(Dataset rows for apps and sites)
****

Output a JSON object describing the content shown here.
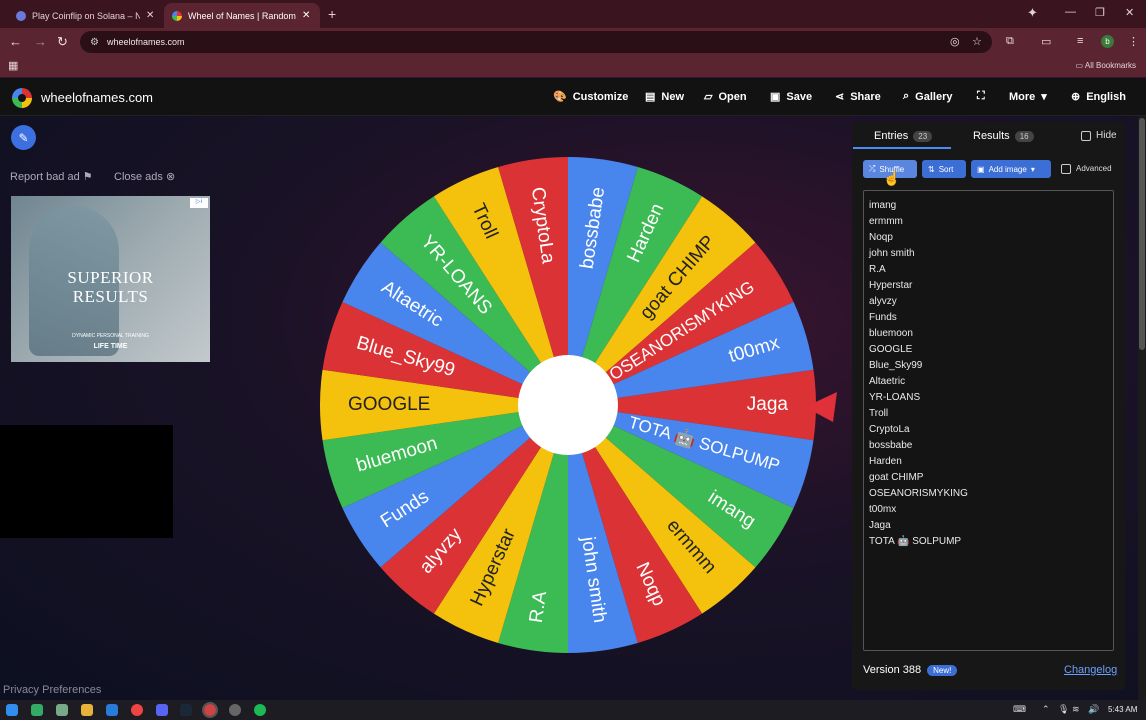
{
  "browser": {
    "tabs": [
      {
        "title": "Play Coinflip on Solana – No K"
      },
      {
        "title": "Wheel of Names | Random nam"
      }
    ],
    "url": "wheelofnames.com",
    "all_bookmarks": "All Bookmarks",
    "profile_initial": "b"
  },
  "header": {
    "site_name": "wheelofnames.com",
    "nav": {
      "customize": "Customize",
      "new": "New",
      "open": "Open",
      "save": "Save",
      "share": "Share",
      "gallery": "Gallery",
      "more": "More",
      "language": "English"
    }
  },
  "ads": {
    "report": "Report bad ad",
    "close": "Close ads",
    "headline": "SUPERIOR\nRESULTS",
    "subline": "DYNAMIC PERSONAL TRAINING",
    "brand": "LIFE TIME"
  },
  "wheel": {
    "colors": [
      "#db3236",
      "#4885ed",
      "#3cba54",
      "#f4c20d"
    ],
    "segments": [
      "Jaga",
      "TOTA 🤖 SOLPUMP",
      "imang",
      "ermmm",
      "Noqp",
      "john smith",
      "R.A",
      "Hyperstar",
      "alyvzy",
      "Funds",
      "bluemoon",
      "GOOGLE",
      "Blue_Sky99",
      "Altaetric",
      "YR-LOANS",
      "Troll",
      "CryptoLa",
      "bossbabe",
      "Harden",
      "goat CHIMP",
      "OSEANORISMYKING",
      "t00mx"
    ]
  },
  "panel": {
    "entries_tab": "Entries",
    "entries_count": "23",
    "results_tab": "Results",
    "results_count": "16",
    "hide": "Hide",
    "shuffle": "Shuffle",
    "sort": "Sort",
    "add_image": "Add image",
    "advanced": "Advanced",
    "entries": [
      "imang",
      "ermmm",
      "Noqp",
      "john smith",
      "R.A",
      "Hyperstar",
      "alyvzy",
      "Funds",
      "bluemoon",
      "GOOGLE",
      "Blue_Sky99",
      "Altaetric",
      "YR-LOANS",
      "Troll",
      "CryptoLa",
      "bossbabe",
      "Harden",
      "goat CHIMP",
      "OSEANORISMYKING",
      "t00mx",
      "Jaga",
      "TOTA 🤖 SOLPUMP"
    ],
    "version": "Version 388",
    "new_badge": "New!",
    "changelog": "Changelog"
  },
  "footer": {
    "privacy": "Privacy Preferences"
  },
  "taskbar": {
    "clock": "5:43 AM"
  }
}
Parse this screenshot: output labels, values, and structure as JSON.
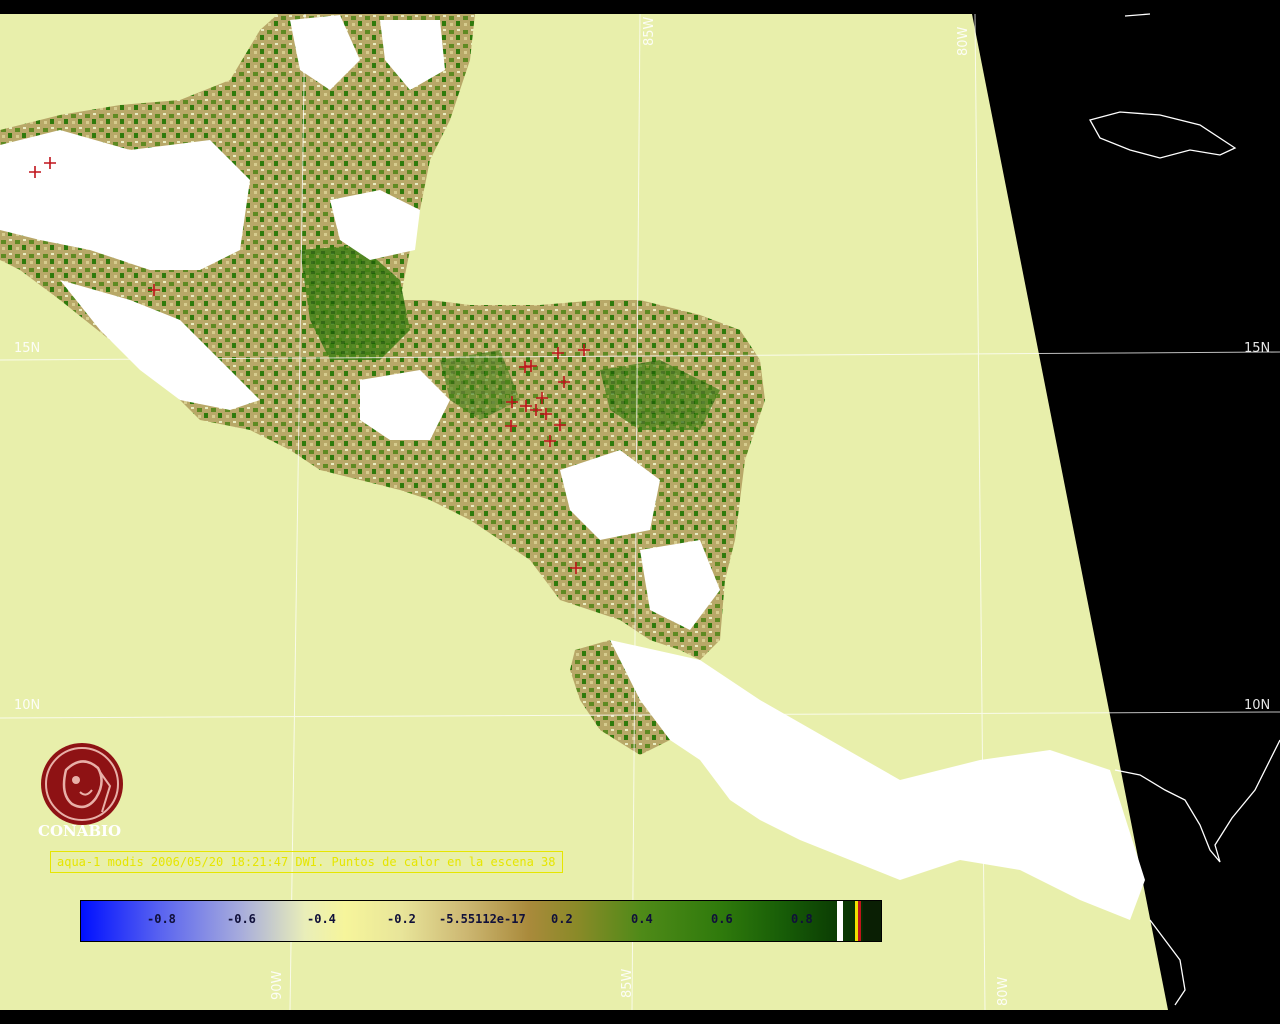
{
  "map": {
    "lat_labels": [
      "15N",
      "15N",
      "10N",
      "10N"
    ],
    "lon_labels": [
      "90W",
      "85W",
      "85W",
      "80W",
      "80W"
    ]
  },
  "logo": {
    "text": "CONABIO"
  },
  "caption": "aqua-1 modis 2006/05/20 18:21:47 DWI. Puntos de calor en la escena 38",
  "colorbar": {
    "labels": [
      "-0.8",
      "-0.6",
      "-0.4",
      "-0.2",
      "-5.55112e-17",
      "0.2",
      "0.4",
      "0.6",
      "0.8"
    ]
  },
  "colors": {
    "ocean": "#e8efab",
    "space": "#000000",
    "cloud": "#ffffff",
    "veg_high": "#2f7a0c",
    "veg_mid": "#a89a55",
    "hotspot": "#c0141c",
    "caption": "#e6e600"
  },
  "icons": [
    "hotspot-cross-icon",
    "conabio-logo-icon"
  ]
}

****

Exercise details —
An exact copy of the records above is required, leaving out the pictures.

Exercise response —
Output a JSON object describing the content shown here.
{
  "browser": {
    "tabs": [
      {
        "title": "Play Coinflip on Solana – No K"
      },
      {
        "title": "Wheel of Names | Random nam"
      }
    ],
    "url": "wheelofnames.com",
    "all_bookmarks": "All Bookmarks",
    "profile_initial": "b"
  },
  "header": {
    "site_name": "wheelofnames.com",
    "nav": {
      "customize": "Customize",
      "new": "New",
      "open": "Open",
      "save": "Save",
      "share": "Share",
      "gallery": "Gallery",
      "more": "More",
      "language": "English"
    }
  },
  "ads": {
    "report": "Report bad ad",
    "close": "Close ads",
    "headline": "SUPERIOR\nRESULTS",
    "subline": "DYNAMIC PERSONAL TRAINING",
    "brand": "LIFE TIME"
  },
  "wheel": {
    "colors": [
      "#db3236",
      "#4885ed",
      "#3cba54",
      "#f4c20d"
    ],
    "segments": [
      "Jaga",
      "TOTA 🤖 SOLPUMP",
      "imang",
      "ermmm",
      "Noqp",
      "john smith",
      "R.A",
      "Hyperstar",
      "alyvzy",
      "Funds",
      "bluemoon",
      "GOOGLE",
      "Blue_Sky99",
      "Altaetric",
      "YR-LOANS",
      "Troll",
      "CryptoLa",
      "bossbabe",
      "Harden",
      "goat CHIMP",
      "OSEANORISMYKING",
      "t00mx"
    ]
  },
  "panel": {
    "entries_tab": "Entries",
    "entries_count": "23",
    "results_tab": "Results",
    "results_count": "16",
    "hide": "Hide",
    "shuffle": "Shuffle",
    "sort": "Sort",
    "add_image": "Add image",
    "advanced": "Advanced",
    "entries": [
      "imang",
      "ermmm",
      "Noqp",
      "john smith",
      "R.A",
      "Hyperstar",
      "alyvzy",
      "Funds",
      "bluemoon",
      "GOOGLE",
      "Blue_Sky99",
      "Altaetric",
      "YR-LOANS",
      "Troll",
      "CryptoLa",
      "bossbabe",
      "Harden",
      "goat CHIMP",
      "OSEANORISMYKING",
      "t00mx",
      "Jaga",
      "TOTA 🤖 SOLPUMP"
    ],
    "version": "Version 388",
    "new_badge": "New!",
    "changelog": "Changelog"
  },
  "footer": {
    "privacy": "Privacy Preferences"
  },
  "taskbar": {
    "clock": "5:43 AM"
  }
}
Parse this screenshot: output labels, values, and structure as JSON.
{
  "map": {
    "lat_labels": [
      "15N",
      "15N",
      "10N",
      "10N"
    ],
    "lon_labels": [
      "90W",
      "85W",
      "85W",
      "80W",
      "80W"
    ]
  },
  "logo": {
    "text": "CONABIO"
  },
  "caption": "aqua-1 modis 2006/05/20 18:21:47 DWI. Puntos de calor en la escena 38",
  "colorbar": {
    "labels": [
      "-0.8",
      "-0.6",
      "-0.4",
      "-0.2",
      "-5.55112e-17",
      "0.2",
      "0.4",
      "0.6",
      "0.8"
    ]
  },
  "colors": {
    "ocean": "#e8efab",
    "space": "#000000",
    "cloud": "#ffffff",
    "veg_high": "#2f7a0c",
    "veg_mid": "#a89a55",
    "hotspot": "#c0141c",
    "caption": "#e6e600"
  },
  "icons": [
    "hotspot-cross-icon",
    "conabio-logo-icon"
  ]
}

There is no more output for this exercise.